Nemesis received generally negative reviews. Review aggregation website Rotten Tomatoes gave the film a critic rating of 38%, based on 170 reviews. This was the second-lowest rating, behind Star Trek V: The Final Frontier. On Metacritic it has a score of 51% based on reviews from 29 critics, indicating "mixed or average reviews". Audiences surveyed by CinemaScore gave the film a grade "A-" on scale of A to F.
Roger Ebert of the Chicago Sun-Times had mixed feelings about the film, stating, "I'm smiling like a good sport and trying to get with the dialogue ... and gradually it occurs to me that 'Star Trek' is over for me. I've been looking at these stories for half a lifetime, and, let's face it, they're out of gas." Ebert gave the film two out of four stars.
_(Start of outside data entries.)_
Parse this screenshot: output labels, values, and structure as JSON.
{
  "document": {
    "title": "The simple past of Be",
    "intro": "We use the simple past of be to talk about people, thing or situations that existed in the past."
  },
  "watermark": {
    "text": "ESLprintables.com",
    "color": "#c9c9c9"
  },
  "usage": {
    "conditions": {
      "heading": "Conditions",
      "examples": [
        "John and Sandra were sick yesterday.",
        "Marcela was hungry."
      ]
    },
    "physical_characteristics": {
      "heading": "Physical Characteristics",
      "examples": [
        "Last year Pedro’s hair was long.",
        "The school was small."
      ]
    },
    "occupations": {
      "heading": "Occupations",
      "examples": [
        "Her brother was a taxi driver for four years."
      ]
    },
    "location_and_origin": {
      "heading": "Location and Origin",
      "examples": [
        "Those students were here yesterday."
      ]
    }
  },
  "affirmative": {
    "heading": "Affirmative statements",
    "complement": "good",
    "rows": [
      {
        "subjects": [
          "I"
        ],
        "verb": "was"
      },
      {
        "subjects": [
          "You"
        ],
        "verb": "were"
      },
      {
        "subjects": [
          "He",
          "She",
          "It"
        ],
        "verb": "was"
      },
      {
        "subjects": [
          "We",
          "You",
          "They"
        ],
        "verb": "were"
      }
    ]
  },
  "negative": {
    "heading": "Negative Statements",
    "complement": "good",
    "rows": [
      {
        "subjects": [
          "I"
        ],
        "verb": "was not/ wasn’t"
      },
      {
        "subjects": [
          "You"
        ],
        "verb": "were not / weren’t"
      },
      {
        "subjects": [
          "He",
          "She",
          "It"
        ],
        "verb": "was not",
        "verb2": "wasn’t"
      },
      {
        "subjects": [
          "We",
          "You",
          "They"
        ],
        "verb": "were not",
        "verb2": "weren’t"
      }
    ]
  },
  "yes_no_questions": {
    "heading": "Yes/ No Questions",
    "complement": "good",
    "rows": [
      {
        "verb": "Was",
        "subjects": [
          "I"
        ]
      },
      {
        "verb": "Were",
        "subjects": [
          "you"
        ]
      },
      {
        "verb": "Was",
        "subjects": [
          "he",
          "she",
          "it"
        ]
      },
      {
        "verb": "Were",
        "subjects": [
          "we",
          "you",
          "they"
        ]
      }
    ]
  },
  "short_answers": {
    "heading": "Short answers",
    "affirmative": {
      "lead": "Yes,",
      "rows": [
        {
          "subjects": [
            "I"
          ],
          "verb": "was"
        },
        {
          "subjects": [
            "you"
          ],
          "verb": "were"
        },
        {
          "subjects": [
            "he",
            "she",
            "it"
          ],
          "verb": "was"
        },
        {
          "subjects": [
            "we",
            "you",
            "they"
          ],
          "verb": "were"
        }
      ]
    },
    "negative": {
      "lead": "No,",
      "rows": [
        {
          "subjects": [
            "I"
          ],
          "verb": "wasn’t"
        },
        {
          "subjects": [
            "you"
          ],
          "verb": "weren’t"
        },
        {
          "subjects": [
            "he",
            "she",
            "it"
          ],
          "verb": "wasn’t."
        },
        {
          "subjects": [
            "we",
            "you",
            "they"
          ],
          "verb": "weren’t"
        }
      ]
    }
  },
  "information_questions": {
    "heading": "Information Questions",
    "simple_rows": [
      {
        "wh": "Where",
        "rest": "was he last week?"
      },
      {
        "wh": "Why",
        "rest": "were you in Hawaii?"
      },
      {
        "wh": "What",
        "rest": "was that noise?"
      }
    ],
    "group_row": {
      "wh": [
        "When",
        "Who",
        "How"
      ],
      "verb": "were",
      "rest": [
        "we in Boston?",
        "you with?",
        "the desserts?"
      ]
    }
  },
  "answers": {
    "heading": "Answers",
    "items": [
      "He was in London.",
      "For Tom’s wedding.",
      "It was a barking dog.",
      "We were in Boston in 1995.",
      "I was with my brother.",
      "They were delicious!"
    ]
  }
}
Mick LaSalle of the San Francisco Chronicle said that the film is a "rather harebrained story that's relieved to a degree only by some striking visual effects and by Patrick Stewart's outstanding presence as Picard". LaSalle complained that Stewart gave "integrity and wry stoicism to Nemesis, but the movie [was] unworthy of him". Owen Gleiberman of Entertainment Weekly gave the film a positive review, commenting that the crew "indulge[s] the force of humanity over hardware in a way that George Lucas had forgotten." Gleiberman gave the film a "B-". Stephen Holden of The New York Times said that the film is a "klutzy affair whose warm, fuzzy heart emits intermittent bleats from the sleeve of its gleaming spacesuit". Holden praised the scenes where the Enterprise and the Scimitar ram into each other during the final battle.
The film was nominated for the Saturn Awards for Best Science Fiction Film and Best Costume but lost to both Minority Report and Star Wars: Episode II – Attack of the Clones, respectively. while Hardy was nominated for Best Supporting Actor but lost out to Andy Serkis for his role in The Lord of the Rings: The Two Towers.: 45
The movie was not well-loved among the cast, with LeVar Burton and Marina Sirtis speaking unflatteringly of Baird. Frakes said that if he himself had directed Nemesis, he would have made the film less villain-centric and given more screen time to the regular Next Generation cast. Patrick Stewart later described Nemesis as a "pretty weak" finale for The Next Generation.
During production of Nemesis, John Logan and Brent Spiner developed a script for a fifth and final film featuring The Next Generation cast that would have wrapped up the adventures of the Enterprise-E crew. The poor performance of Nemesis at the box office convinced Paramount that Star Trek was suffering from "franchise fatigue", and the script was abandoned. Some of the events of the film would later be followed up on in the 2020 television series Star Trek: Picard, set twenty years after the events of Nemesis.
they were quite persuasive about me using Stuart Baird. Stuart was an English director. He’d made two good movies. He was a world-class film editor.